→ Task to carry out
Locate and copy each line in the data that contains the word "screenshot".

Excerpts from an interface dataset
━━━

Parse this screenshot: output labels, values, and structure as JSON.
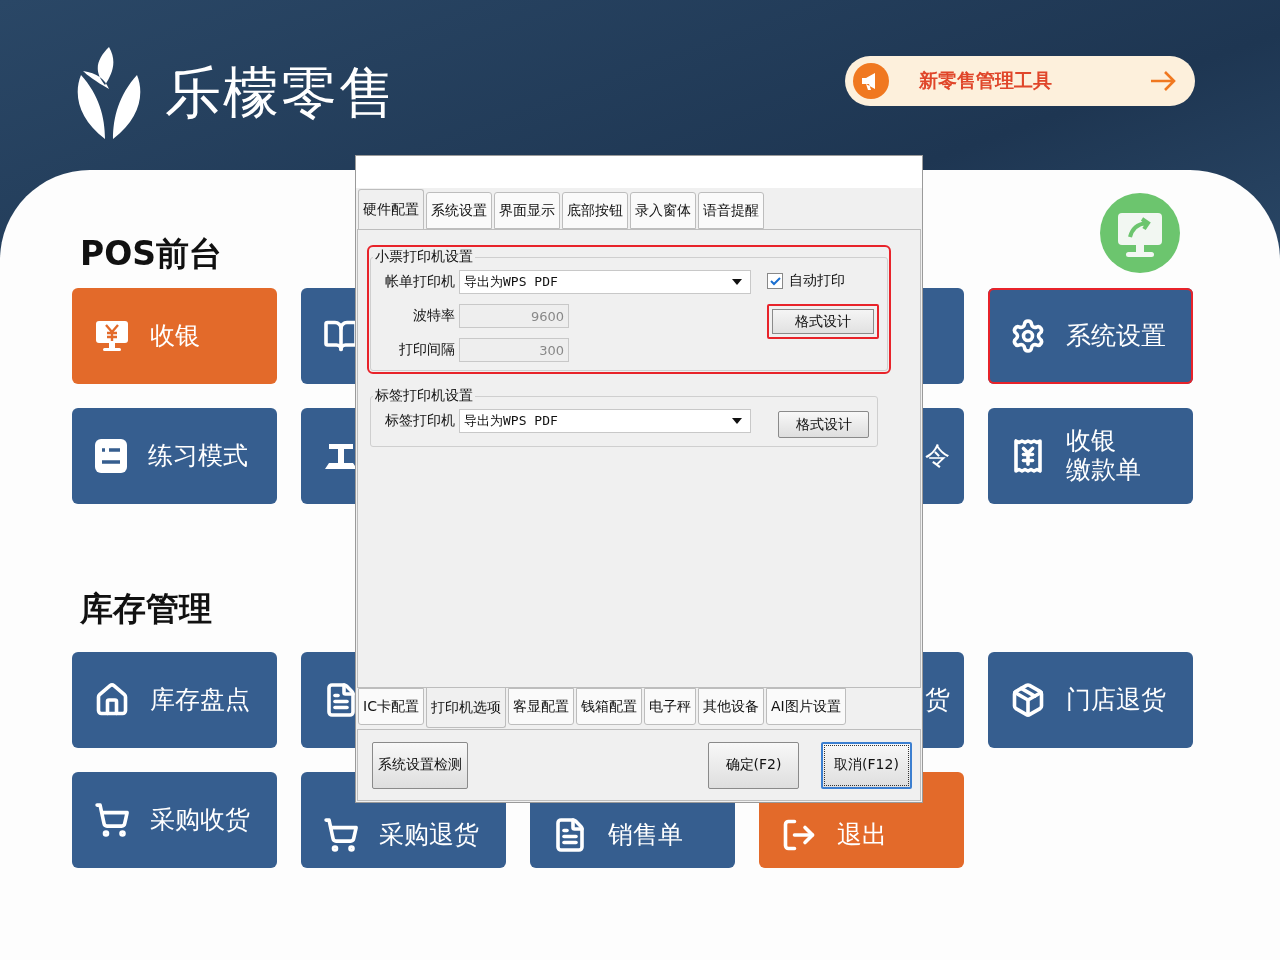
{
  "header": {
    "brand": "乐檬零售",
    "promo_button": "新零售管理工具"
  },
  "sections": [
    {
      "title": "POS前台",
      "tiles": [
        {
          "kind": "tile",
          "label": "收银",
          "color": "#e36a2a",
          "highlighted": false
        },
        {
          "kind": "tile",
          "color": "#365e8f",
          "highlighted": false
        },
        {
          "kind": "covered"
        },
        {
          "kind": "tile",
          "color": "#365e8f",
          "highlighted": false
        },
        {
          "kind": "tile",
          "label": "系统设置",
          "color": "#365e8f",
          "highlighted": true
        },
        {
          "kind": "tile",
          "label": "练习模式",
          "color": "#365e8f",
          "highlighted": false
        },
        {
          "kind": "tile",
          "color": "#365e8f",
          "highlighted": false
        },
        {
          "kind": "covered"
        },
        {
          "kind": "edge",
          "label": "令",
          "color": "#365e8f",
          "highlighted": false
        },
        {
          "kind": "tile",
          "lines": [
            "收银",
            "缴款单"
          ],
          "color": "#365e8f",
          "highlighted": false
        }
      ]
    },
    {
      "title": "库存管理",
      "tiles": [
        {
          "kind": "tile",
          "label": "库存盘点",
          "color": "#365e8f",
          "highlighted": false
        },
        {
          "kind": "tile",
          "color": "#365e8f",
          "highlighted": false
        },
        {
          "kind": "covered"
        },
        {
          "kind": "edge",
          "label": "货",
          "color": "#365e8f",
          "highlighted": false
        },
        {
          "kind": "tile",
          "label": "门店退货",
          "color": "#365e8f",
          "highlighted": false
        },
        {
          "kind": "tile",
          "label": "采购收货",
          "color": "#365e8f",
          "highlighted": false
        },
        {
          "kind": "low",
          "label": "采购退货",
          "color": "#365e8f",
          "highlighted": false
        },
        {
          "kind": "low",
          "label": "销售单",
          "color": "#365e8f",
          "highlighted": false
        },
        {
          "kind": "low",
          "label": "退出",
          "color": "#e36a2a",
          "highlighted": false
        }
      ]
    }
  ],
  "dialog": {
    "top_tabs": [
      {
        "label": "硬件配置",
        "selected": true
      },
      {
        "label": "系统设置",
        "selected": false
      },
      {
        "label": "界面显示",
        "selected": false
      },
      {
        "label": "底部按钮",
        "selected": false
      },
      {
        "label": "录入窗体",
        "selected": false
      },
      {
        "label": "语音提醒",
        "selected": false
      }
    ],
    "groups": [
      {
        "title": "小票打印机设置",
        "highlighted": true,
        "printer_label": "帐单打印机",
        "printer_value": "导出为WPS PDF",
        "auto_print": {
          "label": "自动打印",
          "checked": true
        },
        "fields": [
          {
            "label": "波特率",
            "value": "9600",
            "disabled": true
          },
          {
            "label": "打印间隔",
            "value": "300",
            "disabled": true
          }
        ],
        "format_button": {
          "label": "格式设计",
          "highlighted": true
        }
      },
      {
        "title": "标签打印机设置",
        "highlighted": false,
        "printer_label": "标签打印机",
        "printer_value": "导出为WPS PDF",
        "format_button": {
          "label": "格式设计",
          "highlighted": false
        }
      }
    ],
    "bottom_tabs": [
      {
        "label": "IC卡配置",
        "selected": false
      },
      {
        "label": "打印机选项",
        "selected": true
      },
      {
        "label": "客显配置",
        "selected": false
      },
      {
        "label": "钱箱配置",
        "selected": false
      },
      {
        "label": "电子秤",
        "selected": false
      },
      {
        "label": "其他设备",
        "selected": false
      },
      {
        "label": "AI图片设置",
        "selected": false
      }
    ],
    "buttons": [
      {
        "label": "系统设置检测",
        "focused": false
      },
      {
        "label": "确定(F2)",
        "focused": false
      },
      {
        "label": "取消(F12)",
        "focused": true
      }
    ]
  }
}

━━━

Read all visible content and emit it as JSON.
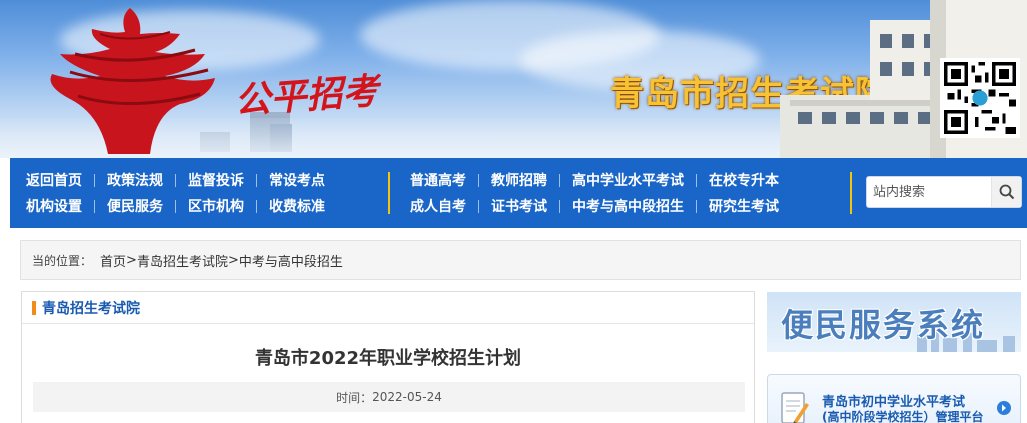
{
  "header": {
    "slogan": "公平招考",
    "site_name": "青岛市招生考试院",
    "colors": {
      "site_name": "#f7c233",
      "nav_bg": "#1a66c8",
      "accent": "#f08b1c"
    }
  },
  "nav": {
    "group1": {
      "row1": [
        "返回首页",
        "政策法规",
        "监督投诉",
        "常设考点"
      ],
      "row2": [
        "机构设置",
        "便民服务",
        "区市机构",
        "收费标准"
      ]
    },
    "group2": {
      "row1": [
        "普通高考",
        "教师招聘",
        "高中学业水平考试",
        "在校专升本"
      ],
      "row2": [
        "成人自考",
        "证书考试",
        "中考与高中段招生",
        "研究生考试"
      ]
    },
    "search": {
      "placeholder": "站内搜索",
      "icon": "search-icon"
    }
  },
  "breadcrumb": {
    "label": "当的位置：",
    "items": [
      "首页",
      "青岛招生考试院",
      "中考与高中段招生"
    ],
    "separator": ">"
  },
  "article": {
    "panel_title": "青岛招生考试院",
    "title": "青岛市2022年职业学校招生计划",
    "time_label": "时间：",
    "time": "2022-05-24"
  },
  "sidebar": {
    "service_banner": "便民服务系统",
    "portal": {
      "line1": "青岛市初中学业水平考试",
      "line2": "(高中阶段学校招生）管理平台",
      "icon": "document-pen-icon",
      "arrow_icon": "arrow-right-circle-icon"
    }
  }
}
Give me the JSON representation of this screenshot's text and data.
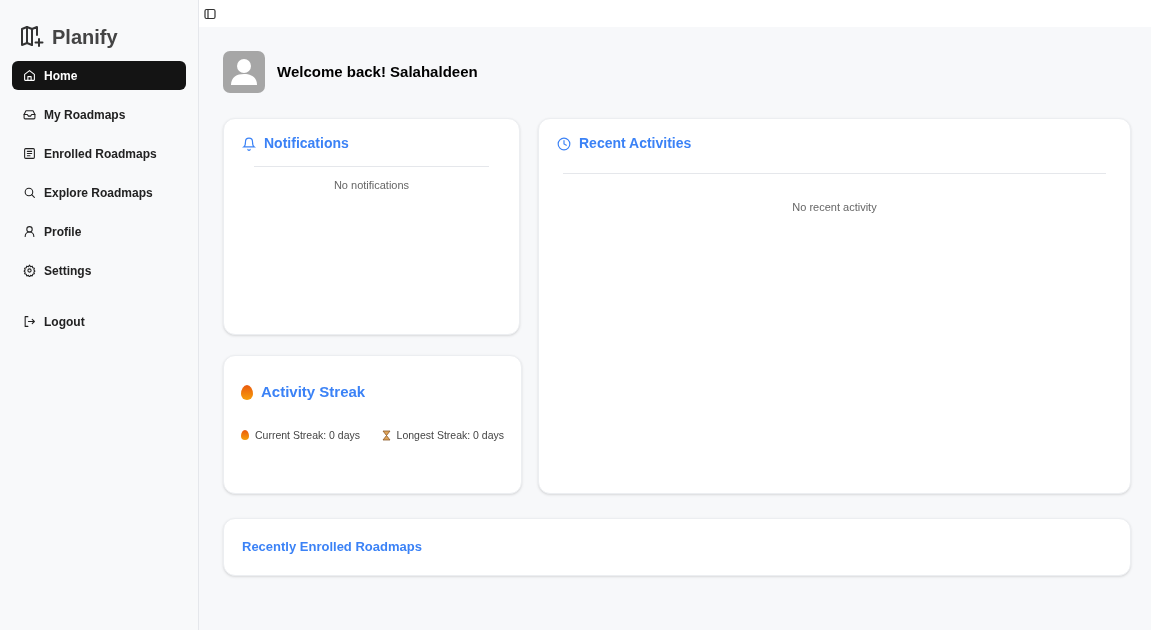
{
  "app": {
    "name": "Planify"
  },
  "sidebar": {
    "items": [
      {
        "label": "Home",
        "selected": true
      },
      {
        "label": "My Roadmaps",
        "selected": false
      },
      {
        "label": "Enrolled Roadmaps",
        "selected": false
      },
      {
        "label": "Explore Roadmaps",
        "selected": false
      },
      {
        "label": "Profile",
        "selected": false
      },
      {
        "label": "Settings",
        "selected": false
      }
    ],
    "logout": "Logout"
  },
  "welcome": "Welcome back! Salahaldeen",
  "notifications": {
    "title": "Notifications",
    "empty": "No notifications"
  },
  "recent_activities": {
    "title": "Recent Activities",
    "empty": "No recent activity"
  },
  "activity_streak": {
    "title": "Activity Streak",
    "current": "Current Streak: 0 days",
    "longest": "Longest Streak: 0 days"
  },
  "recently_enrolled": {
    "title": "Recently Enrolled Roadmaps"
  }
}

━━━

→ Result for this task
Parse this screenshot: output labels, values, and structure as JSON.
Give me the JSON representation of this screenshot's text and data.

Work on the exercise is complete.